It never dawned on me that most true Aussie saddles don't have horns! When I looked for saddles I mostly just looked at the endurance-type and not at the true stock saddles. It would be a really good idea to see if you can try one out ahead of time. They are certainly very different feeling. I took to mine right away, but I know that other people who have tried mine don't care for it (mostly those who use all purpose or jumping saddles). The Down Under Long Reach is a pretty close contact saddle, which I like. When I purchased my first (the Kimberly lite rider) I was looking for a close contact saddle to use for training that still had a horn (just kind of helpful when on a 3-yr-old). However, I decided I didn't need the horn when I upgraded to a Longreach. I then purchased a longreach with a horn from the clearance page for my mother. Funny thing is, I find myself using her saddle with the horn more often than mine--good to hang things on, extra security (psychological at least!). I guess it's a convenience factor. I like the looks of the saddle without the horn much better, though. The Longreach doesn't come close to comparing in looks with the beautiful true Aussie stock saddles out there. Those saddles (Syd Hill, Toowoomba, etc.) are works of art! But the Down Under saddles are nice, decent quality saddles for the price (but don't go for the Kimberly saddles, especially if you can get a used or slightly blemished higher quality saddle at near the same price). I don't know anything about the Ride About Endurance saddle. It looks okay, but the price seems to good to be true (if it's everything they say it is).

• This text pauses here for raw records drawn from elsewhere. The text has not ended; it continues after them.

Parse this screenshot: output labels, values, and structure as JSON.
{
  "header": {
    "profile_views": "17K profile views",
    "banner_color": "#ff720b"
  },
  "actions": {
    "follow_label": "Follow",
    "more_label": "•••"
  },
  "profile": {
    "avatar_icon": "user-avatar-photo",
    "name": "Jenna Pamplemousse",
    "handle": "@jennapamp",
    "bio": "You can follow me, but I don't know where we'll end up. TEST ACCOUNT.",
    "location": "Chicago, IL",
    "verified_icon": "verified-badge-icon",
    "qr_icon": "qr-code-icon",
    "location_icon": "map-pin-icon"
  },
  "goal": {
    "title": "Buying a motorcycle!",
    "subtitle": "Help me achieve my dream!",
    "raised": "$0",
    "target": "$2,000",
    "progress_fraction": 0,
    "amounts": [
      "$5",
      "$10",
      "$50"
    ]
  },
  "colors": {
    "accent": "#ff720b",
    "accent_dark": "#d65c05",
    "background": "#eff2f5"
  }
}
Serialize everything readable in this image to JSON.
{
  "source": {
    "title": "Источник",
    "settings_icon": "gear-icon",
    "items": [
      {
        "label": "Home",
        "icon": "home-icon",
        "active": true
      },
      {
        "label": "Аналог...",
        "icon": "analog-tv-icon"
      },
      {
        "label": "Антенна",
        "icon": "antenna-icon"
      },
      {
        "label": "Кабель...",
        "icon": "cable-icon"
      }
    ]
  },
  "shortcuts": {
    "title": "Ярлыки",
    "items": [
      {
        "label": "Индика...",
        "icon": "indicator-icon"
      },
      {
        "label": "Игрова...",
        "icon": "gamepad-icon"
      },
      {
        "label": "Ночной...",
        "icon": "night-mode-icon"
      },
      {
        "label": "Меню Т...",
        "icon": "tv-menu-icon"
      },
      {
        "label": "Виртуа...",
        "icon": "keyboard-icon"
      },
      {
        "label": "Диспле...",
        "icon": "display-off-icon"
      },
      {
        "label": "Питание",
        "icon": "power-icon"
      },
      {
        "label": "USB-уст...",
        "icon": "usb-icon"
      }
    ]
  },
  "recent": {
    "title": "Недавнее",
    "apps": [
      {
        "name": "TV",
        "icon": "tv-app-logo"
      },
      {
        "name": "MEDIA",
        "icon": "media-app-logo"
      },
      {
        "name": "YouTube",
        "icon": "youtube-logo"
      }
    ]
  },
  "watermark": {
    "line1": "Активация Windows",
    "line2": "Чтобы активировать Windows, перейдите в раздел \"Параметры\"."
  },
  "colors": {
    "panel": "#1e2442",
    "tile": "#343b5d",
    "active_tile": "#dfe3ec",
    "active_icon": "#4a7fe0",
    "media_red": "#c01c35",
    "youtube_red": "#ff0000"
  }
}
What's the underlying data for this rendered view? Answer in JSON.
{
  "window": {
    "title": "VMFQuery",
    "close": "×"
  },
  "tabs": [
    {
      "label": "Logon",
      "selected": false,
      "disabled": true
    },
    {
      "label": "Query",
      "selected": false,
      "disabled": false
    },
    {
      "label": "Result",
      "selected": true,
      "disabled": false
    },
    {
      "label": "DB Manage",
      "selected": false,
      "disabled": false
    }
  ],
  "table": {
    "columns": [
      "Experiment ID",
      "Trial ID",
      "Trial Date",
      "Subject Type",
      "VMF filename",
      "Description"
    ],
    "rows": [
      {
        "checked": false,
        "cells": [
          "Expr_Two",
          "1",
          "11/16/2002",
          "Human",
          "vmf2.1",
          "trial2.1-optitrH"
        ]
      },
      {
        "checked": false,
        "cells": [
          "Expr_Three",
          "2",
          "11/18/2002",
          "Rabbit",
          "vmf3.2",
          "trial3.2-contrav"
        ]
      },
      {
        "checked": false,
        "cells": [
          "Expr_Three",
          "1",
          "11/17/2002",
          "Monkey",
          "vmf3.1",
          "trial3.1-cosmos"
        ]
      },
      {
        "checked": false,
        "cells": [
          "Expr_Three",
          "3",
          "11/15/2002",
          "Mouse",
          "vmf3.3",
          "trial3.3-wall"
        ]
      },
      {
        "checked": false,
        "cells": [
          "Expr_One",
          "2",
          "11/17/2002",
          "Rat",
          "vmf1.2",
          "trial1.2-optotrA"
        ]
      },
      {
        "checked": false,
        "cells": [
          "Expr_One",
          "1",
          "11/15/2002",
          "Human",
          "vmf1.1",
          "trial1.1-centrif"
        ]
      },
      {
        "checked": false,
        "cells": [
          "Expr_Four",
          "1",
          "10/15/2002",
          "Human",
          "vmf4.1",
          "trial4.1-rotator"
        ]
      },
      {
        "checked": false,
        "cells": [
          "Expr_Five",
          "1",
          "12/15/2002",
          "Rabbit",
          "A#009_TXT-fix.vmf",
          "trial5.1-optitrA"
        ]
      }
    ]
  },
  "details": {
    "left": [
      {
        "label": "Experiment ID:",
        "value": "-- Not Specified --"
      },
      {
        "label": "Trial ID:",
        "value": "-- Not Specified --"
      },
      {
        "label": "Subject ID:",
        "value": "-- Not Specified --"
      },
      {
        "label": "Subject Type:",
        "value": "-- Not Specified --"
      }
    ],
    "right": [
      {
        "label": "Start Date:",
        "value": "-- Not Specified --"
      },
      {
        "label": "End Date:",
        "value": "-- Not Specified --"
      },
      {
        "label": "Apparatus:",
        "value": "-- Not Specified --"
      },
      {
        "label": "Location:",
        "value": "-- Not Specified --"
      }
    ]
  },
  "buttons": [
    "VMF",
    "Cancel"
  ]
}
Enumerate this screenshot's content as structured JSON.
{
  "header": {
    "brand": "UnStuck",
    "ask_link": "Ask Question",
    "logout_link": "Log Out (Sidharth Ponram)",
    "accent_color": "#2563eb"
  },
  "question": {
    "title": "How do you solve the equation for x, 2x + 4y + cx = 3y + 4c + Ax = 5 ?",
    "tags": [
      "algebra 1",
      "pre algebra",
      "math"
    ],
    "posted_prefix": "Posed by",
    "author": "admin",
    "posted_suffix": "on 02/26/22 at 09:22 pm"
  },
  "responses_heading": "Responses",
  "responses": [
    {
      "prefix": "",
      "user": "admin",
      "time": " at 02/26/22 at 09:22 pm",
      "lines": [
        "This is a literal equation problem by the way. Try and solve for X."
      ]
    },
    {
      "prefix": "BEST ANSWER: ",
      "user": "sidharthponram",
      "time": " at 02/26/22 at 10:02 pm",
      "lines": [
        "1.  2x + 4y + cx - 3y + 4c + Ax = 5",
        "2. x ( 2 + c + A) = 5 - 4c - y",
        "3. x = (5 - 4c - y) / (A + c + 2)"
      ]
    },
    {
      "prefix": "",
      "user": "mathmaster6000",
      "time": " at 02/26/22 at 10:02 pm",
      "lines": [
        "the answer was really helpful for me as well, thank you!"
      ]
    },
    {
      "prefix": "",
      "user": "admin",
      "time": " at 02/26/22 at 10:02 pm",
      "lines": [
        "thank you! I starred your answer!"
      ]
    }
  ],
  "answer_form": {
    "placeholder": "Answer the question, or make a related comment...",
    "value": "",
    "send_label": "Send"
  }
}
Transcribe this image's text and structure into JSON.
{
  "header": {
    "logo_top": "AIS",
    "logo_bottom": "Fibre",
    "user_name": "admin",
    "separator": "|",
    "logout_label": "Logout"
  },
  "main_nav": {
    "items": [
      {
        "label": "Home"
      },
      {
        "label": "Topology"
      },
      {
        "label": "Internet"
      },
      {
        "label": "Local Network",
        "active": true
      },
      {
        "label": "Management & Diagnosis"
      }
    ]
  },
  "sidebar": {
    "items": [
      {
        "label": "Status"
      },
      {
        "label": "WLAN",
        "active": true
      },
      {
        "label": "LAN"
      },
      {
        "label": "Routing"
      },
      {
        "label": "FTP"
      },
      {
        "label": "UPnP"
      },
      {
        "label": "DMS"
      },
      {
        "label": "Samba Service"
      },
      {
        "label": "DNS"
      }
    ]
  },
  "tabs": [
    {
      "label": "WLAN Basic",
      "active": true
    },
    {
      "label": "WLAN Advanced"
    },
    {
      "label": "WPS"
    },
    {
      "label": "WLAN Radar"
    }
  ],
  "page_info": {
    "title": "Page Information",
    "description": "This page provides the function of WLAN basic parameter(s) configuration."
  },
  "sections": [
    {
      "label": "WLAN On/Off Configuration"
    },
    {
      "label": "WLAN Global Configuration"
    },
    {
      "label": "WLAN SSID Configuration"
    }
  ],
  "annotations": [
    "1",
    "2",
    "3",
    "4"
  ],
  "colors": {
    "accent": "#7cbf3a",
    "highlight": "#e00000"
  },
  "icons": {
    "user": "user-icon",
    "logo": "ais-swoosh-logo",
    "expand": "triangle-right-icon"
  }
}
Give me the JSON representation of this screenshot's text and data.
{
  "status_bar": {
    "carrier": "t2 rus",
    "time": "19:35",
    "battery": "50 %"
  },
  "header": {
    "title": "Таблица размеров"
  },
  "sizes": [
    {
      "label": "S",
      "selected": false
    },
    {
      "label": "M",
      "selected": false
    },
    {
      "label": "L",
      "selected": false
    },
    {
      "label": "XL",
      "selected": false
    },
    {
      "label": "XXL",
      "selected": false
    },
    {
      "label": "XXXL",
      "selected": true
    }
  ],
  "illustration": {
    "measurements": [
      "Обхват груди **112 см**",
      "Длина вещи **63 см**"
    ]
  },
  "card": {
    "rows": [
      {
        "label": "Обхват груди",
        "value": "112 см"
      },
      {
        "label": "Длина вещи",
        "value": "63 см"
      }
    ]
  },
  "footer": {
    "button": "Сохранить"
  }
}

The Down Under saddles aren't made in Australia. They're made in Asia but they are by no means the "cheap junk" that many Asian-made Aussie saddles are. The Down Under website gives full info. On the saddles. I'm not sure if it would be possible to find an Australian-made saddle in the U.S. For under $2,000. I could be wrong.
I spent a lot of time looking for my saddles and I've been pretty happy with both of the Longreach so far (I've had one for 3 years and one for a year). The people at the shop have always been very helpful and good to deal with. They don't charge an arm and a leg for shipping, either. It is a good company to work with. They really want you to be happy with the saddle because word-of-mouth is the best advertising, so they'll do whatever they can to ensure you and your horse have the right fit. Which reminds me, be extra sure to get the seat size correct because the poleys can be really obstructive and uncomfortable if the saddle is too small for the rider.
Hope this was helpful. You probably think I'm a Down Under rep the way I'm pushing the saddles! I am in no way an expert on any of this. Like I said, I've never ridden in a true stock saddle--just the endurance types.